*** Block opens ***
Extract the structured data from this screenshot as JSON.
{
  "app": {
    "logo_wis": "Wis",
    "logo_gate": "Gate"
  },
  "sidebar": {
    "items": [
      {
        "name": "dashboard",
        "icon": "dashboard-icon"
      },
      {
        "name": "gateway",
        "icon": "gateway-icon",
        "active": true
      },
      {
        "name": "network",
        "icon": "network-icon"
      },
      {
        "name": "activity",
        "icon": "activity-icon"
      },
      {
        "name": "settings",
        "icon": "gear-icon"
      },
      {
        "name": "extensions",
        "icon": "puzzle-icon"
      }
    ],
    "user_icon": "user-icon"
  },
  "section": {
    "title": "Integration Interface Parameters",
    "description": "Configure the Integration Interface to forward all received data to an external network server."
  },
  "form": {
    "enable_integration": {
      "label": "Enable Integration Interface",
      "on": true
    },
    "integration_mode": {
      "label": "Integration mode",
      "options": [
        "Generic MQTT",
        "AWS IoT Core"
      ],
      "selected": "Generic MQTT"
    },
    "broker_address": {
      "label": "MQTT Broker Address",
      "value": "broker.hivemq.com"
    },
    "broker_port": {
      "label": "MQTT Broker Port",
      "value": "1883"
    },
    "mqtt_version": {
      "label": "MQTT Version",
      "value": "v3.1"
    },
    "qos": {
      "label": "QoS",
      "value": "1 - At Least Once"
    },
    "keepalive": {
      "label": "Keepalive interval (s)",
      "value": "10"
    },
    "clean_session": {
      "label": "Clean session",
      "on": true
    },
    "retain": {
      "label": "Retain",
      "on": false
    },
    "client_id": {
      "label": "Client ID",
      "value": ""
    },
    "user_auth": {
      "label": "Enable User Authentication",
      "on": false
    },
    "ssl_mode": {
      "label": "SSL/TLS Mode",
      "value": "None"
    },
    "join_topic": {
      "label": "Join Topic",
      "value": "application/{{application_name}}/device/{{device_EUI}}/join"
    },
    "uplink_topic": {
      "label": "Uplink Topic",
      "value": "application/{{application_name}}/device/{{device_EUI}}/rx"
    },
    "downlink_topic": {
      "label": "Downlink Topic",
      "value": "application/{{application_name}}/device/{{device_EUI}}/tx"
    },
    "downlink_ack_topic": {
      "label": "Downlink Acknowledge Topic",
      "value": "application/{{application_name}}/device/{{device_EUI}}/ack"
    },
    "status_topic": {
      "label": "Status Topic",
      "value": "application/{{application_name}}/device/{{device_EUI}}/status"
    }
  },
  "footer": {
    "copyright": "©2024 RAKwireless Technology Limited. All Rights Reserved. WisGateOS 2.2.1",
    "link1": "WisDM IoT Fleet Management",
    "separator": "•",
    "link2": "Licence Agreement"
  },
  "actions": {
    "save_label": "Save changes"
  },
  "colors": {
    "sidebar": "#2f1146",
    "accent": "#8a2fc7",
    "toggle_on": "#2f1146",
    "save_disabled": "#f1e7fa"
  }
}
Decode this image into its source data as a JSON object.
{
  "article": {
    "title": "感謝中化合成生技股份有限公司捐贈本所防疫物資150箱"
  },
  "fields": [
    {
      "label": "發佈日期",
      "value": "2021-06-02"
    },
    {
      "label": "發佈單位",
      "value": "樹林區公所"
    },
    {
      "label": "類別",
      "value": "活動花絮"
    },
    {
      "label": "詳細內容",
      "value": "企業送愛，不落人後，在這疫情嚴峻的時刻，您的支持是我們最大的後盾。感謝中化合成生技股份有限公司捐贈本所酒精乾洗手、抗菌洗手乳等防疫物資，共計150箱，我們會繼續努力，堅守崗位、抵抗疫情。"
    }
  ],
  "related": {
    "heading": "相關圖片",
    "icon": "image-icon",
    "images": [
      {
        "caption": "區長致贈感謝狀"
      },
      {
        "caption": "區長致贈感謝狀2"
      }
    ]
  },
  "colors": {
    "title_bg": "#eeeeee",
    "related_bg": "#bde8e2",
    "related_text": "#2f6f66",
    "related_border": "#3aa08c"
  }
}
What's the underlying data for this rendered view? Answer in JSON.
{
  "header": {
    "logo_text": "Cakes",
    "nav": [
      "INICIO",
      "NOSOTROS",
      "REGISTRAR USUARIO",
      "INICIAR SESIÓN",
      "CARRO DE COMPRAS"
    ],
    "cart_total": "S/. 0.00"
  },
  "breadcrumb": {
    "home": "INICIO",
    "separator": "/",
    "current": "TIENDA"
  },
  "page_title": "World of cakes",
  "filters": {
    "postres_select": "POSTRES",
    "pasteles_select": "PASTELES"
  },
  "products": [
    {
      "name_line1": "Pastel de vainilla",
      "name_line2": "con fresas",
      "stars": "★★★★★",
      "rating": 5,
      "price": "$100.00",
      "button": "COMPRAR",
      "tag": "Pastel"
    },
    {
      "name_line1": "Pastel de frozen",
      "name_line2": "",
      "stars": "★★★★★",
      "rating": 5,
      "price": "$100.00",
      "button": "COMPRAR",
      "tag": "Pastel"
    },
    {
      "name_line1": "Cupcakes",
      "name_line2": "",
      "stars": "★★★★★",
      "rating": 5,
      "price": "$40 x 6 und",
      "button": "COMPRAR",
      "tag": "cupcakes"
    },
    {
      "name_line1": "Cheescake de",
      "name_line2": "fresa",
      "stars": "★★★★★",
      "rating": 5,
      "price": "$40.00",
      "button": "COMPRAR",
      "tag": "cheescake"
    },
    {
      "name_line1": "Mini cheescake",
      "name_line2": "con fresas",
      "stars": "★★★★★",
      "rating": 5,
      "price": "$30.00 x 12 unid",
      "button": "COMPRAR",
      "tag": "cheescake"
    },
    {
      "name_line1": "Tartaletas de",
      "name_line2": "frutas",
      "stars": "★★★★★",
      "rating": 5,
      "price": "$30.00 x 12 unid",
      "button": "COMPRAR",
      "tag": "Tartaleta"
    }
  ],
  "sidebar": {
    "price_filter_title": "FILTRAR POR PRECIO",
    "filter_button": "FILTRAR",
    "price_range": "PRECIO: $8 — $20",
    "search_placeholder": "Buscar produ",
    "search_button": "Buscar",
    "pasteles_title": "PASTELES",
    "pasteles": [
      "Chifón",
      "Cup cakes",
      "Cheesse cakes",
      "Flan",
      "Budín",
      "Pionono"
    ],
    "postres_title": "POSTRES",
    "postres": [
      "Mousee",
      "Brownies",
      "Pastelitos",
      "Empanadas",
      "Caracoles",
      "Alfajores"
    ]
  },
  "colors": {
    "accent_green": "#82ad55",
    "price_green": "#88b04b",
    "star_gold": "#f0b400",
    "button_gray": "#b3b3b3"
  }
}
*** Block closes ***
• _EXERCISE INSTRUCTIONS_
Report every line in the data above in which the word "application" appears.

• _RESPONSE_
      "value": "application/{{application_name}}/device/{{device_EUI}}/join"
      "value": "application/{{application_name}}/device/{{device_EUI}}/rx"
      "value": "application/{{application_name}}/device/{{device_EUI}}/tx"
      "value": "application/{{application_name}}/device/{{device_EUI}}/ack"
      "value": "application/{{application_name}}/device/{{device_EUI}}/status"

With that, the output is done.